Aim of the exercise →
In full and unaltered, output the records below.

Provided data →
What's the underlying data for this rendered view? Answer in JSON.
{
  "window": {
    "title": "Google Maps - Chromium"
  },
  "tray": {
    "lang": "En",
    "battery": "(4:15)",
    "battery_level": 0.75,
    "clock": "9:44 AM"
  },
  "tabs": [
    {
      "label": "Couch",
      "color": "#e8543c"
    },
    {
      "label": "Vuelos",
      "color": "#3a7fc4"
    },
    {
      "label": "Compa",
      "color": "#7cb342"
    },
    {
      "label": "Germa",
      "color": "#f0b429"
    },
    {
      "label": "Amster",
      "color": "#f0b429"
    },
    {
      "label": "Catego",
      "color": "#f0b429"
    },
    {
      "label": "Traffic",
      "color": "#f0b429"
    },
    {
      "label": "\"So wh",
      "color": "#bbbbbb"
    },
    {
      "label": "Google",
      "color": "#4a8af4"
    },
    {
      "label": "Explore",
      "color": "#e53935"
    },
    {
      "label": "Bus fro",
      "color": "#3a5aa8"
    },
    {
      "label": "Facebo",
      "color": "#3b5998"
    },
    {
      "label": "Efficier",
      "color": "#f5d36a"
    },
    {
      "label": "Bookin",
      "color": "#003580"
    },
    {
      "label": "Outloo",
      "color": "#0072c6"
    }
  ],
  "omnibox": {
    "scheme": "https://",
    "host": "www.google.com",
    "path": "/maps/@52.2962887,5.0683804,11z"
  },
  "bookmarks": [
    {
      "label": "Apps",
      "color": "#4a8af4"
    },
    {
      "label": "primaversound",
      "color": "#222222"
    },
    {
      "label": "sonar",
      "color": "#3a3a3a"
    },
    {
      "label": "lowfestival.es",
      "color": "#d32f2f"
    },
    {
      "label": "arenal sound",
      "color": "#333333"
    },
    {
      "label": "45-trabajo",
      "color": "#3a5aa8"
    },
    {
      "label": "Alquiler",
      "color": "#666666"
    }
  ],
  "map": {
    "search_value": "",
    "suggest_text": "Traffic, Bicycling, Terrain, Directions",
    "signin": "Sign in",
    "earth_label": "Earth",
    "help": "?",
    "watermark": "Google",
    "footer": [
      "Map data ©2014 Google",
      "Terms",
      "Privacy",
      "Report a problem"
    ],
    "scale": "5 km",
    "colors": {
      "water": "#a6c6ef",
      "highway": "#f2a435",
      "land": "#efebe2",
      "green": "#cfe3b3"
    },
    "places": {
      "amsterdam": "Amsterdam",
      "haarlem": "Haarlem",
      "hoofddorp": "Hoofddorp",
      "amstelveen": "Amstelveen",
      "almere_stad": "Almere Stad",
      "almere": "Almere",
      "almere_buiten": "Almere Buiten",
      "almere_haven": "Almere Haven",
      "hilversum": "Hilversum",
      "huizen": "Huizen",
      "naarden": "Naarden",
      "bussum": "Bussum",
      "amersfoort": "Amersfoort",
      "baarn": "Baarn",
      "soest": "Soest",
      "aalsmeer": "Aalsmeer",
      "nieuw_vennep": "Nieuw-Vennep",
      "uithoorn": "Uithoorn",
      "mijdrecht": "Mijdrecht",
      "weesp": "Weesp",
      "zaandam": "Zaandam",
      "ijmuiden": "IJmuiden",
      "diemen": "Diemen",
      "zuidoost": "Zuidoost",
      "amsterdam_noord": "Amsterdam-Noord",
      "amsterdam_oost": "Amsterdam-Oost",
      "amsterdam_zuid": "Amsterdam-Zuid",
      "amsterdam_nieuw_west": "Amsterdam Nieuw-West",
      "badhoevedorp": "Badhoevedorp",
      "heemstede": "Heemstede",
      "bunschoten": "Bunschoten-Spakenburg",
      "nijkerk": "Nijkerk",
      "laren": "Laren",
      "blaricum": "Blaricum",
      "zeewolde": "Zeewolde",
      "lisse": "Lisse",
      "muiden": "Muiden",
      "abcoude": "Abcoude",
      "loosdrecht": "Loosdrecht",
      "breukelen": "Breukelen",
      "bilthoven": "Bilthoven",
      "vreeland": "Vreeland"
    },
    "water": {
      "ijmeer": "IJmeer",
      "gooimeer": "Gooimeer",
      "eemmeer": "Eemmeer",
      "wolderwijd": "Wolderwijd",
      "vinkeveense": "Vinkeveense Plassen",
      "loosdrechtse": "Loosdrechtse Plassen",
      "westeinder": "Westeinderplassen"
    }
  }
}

Result below →
What's the underlying data for this rendered view? Answer in JSON.
{
  "window": {
    "title": "Google Maps - Chromium"
  },
  "tray": {
    "lang": "En",
    "battery": "(4:15)",
    "battery_level": 0.75,
    "clock": "9:44 AM"
  },
  "tabs": [
    {
      "label": "Couch",
      "color": "#e8543c"
    },
    {
      "label": "Vuelos",
      "color": "#3a7fc4"
    },
    {
      "label": "Compa",
      "color": "#7cb342"
    },
    {
      "label": "Germa",
      "color": "#f0b429"
    },
    {
      "label": "Amster",
      "color": "#f0b429"
    },
    {
      "label": "Catego",
      "color": "#f0b429"
    },
    {
      "label": "Traffic",
      "color": "#f0b429"
    },
    {
      "label": "\"So wh",
      "color": "#bbbbbb"
    },
    {
      "label": "Google",
      "color": "#4a8af4"
    },
    {
      "label": "Explore",
      "color": "#e53935"
    },
    {
      "label": "Bus fro",
      "color": "#3a5aa8"
    },
    {
      "label": "Facebo",
      "color": "#3b5998"
    },
    {
      "label": "Efficier",
      "color": "#f5d36a"
    },
    {
      "label": "Bookin",
      "color": "#003580"
    },
    {
      "label": "Outloo",
      "color": "#0072c6"
    }
  ],
  "omnibox": {
    "scheme": "https://",
    "host": "www.google.com",
    "path": "/maps/@52.2962887,5.0683804,11z"
  },
  "bookmarks": [
    {
      "label": "Apps",
      "color": "#4a8af4"
    },
    {
      "label": "primaversound",
      "color": "#222222"
    },
    {
      "label": "sonar",
      "color": "#3a3a3a"
    },
    {
      "label": "lowfestival.es",
      "color": "#d32f2f"
    },
    {
      "label": "arenal sound",
      "color": "#333333"
    },
    {
      "label": "45-trabajo",
      "color": "#3a5aa8"
    },
    {
      "label": "Alquiler",
      "color": "#666666"
    }
  ],
  "map": {
    "search_value": "",
    "suggest_text": "Traffic, Bicycling, Terrain, Directions",
    "signin": "Sign in",
    "earth_label": "Earth",
    "help": "?",
    "watermark": "Google",
    "footer": [
      "Map data ©2014 Google",
      "Terms",
      "Privacy",
      "Report a problem"
    ],
    "scale": "5 km",
    "colors": {
      "water": "#a6c6ef",
      "highway": "#f2a435",
      "land": "#efebe2",
      "green": "#cfe3b3"
    },
    "places": {
      "amsterdam": "Amsterdam",
      "haarlem": "Haarlem",
      "hoofddorp": "Hoofddorp",
      "amstelveen": "Amstelveen",
      "almere_stad": "Almere Stad",
      "almere": "Almere",
      "almere_buiten": "Almere Buiten",
      "almere_haven": "Almere Haven",
      "hilversum": "Hilversum",
      "huizen": "Huizen",
      "naarden": "Naarden",
      "bussum": "Bussum",
      "amersfoort": "Amersfoort",
      "baarn": "Baarn",
      "soest": "Soest",
      "aalsmeer": "Aalsmeer",
      "nieuw_vennep": "Nieuw-Vennep",
      "uithoorn": "Uithoorn",
      "mijdrecht": "Mijdrecht",
      "weesp": "Weesp",
      "zaandam": "Zaandam",
      "ijmuiden": "IJmuiden",
      "diemen": "Diemen",
      "zuidoost": "Zuidoost",
      "amsterdam_noord": "Amsterdam-Noord",
      "amsterdam_oost": "Amsterdam-Oost",
      "amsterdam_zuid": "Amsterdam-Zuid",
      "amsterdam_nieuw_west": "Amsterdam Nieuw-West",
      "badhoevedorp": "Badhoevedorp",
      "heemstede": "Heemstede",
      "bunschoten": "Bunschoten-Spakenburg",
      "nijkerk": "Nijkerk",
      "laren": "Laren",
      "blaricum": "Blaricum",
      "zeewolde": "Zeewolde",
      "lisse": "Lisse",
      "muiden": "Muiden",
      "abcoude": "Abcoude",
      "loosdrecht": "Loosdrecht",
      "breukelen": "Breukelen",
      "bilthoven": "Bilthoven",
      "vreeland": "Vreeland"
    },
    "water": {
      "ijmeer": "IJmeer",
      "gooimeer": "Gooimeer",
      "eemmeer": "Eemmeer",
      "wolderwijd": "Wolderwijd",
      "vinkeveense": "Vinkeveense Plassen",
      "loosdrechtse": "Loosdrechtse Plassen",
      "westeinder": "Westeinderplassen"
    }
  }
}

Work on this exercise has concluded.